> **YOUR INSTRUCTIONS**:
Which lines of the records below contain the word "Прочность"? Show each one.

> **THE DATA**:

★ ★ ★

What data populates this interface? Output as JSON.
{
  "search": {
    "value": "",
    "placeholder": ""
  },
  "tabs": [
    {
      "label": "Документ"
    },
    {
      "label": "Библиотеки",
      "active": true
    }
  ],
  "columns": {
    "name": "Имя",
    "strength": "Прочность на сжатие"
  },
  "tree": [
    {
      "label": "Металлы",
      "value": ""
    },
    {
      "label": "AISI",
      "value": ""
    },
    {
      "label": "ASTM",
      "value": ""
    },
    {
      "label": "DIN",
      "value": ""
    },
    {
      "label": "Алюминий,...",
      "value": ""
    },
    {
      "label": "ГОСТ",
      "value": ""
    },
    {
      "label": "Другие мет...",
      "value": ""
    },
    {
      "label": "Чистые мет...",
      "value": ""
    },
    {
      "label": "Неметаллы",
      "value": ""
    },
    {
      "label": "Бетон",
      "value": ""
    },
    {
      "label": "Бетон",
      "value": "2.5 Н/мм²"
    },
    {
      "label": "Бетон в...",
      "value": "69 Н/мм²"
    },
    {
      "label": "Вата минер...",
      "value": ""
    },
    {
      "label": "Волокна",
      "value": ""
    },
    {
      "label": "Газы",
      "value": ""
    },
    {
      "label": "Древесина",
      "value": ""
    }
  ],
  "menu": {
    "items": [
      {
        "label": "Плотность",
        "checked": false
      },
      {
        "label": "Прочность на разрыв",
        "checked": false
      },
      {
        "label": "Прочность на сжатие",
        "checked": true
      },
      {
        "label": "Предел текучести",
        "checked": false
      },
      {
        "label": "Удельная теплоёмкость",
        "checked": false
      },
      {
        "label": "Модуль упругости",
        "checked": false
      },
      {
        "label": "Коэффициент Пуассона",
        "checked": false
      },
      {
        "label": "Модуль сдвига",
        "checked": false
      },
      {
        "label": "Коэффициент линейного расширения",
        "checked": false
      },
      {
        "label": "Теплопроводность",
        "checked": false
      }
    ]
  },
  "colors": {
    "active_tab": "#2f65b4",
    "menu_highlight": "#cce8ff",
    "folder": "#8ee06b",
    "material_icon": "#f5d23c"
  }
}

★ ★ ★

> **TASK ANSWER**:
    "strength": "Прочность на сжатие"
        "label": "Прочность на разрыв",
        "label": "Прочность на сжатие",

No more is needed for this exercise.